Published/updated: April 2010
by Jon Collins and Martin Atherton
Introducing application retirement: what’s really important to you?
Whatever can be said about IT in today’s organisations, our research shows us that we must start from the premise that ‘it’s not wrong’. Plentiful reasons exist why infrastructure and applications are as they are: some of them historical, because it made sense at the time, or organisational in terms of who had the budget, or indeed because yesterday’s innovations can so quickly become today’s legacy.
This is particularly relevant in how applications, and the repositories upon which they depend, deliver services to business users. A senior business manager once said to us:
“What’s wrong with silos? At least they work. I would rather have off the shelf proprietary systems and employ four or five extra people, than spend millions on a system, and the day after its implemented, somebody comes along saying, “Can it do this?” and you end up with 3 or 4 programmers continually working on the system and modifying it.”
Against this background it is unlikely we will ever arrive at what could be considered as ‘application nirvana’ – that is, the perfect software layer which supports the business’ every requirement without ever needing to be changed. As organisations evolve and new capabilities emerge, from online banking to mobile access, so do the software and hardware platforms upon which they depend. And in turn, these impose new challenges on the data.
The downside is that IT has to deal with the consequences of constant change. We talk about such challenges as fragmentation, inefficient operations, data security and so on, which often result from where IT systems have not kept up with the changing requirements of the business. Change events can be difficult to pre-empt or indeed predict – one strategic business acquisition or change in market dynamics, such as a merger or indeed (as we have seen most recently) the credit crunch, can result in even recently deployed applications becoming more of a burden than a help.
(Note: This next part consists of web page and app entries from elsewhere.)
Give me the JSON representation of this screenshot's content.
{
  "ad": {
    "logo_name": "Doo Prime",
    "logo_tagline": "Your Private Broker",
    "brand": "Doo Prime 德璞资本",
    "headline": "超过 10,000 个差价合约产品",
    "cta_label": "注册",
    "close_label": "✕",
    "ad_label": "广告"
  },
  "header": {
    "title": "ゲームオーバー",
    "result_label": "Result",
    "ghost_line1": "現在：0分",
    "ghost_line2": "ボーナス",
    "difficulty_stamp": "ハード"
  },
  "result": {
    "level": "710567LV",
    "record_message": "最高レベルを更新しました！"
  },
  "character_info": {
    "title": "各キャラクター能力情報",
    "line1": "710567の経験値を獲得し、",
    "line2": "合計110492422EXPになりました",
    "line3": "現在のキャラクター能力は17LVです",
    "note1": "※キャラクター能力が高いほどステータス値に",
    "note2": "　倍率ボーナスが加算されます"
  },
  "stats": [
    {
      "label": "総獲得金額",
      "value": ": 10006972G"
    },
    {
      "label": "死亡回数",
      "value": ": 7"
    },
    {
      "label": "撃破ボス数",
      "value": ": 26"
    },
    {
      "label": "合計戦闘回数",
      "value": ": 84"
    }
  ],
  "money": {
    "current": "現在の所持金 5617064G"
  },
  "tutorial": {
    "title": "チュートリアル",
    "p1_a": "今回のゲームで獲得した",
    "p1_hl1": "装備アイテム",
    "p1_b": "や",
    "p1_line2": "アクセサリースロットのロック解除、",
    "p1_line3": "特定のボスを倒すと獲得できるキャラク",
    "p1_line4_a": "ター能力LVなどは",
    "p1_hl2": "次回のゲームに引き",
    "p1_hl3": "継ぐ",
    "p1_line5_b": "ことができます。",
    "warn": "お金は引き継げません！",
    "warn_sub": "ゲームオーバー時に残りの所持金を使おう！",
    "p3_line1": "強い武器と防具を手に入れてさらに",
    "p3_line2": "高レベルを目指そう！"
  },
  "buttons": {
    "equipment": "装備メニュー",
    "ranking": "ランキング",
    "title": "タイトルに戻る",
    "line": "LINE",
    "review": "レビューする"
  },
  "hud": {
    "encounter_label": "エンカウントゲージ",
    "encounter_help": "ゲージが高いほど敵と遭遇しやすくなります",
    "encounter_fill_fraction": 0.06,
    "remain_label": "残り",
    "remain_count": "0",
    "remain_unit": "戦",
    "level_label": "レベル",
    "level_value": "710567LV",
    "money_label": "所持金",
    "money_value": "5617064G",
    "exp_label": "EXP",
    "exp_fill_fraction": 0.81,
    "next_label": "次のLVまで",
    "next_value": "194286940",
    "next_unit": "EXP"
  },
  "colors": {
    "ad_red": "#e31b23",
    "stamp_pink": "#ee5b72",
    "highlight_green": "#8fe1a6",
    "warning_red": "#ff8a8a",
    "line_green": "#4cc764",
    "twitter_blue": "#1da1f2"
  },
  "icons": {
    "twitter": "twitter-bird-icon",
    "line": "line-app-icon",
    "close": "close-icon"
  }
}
The insights upon which this paper is based are taken from a number of research projects designed, executed and interpreted independently by Freeform Dynamics. This paper has been authored independently by Freeform Dynamics and is sponsored by IBM.
This report is free of charge. Click above to download the PDF or view the interactive e-document.
If you experience any problems during this process please contact us at;
firstname.lastname@example.org or call +44 (0)1425 626501 / 620008
By Dale Vile
By Bryan Betts and Dale Vile
Yesterdays software delivery processes are not up to dealing with today’s demands, but modernising you approach is not just about implementing Agile, even creating a DevOps culture. You need to focus on some specific, hard-core principles. ...more
By Dale Vile & Jack Vile
Cloud services are increasingly becoming part of the IT delivery mix, but a recent study of 378 senior IT professionals suggests a parallel commitment to ongoing investment in the datacentre. This in turn shines a light on the key role of modern application platforms. ...more
By Tony Lock & Dale Vile
Despite the advent to cloud computing the datacentre remains central to corporate IT. But with demands continuing to escalate, how do you ensure your infrastructure is powered robustly and efficiently? ...more
By Bryan Betts
Many are exploiting cloud computing to drive business advantage, while others are enjoying the flexibility and efficiency of DevOps. But what happens if you use both together in a coordinated manner? The answer is a significant amplification of the benefits of each. ...more
By Dale Vile
Securing the applications and services that underpin your online and mobile presence is one thing, but keeping them secure secure on an ongoing basis is another. How well do your business execs understand this? ...more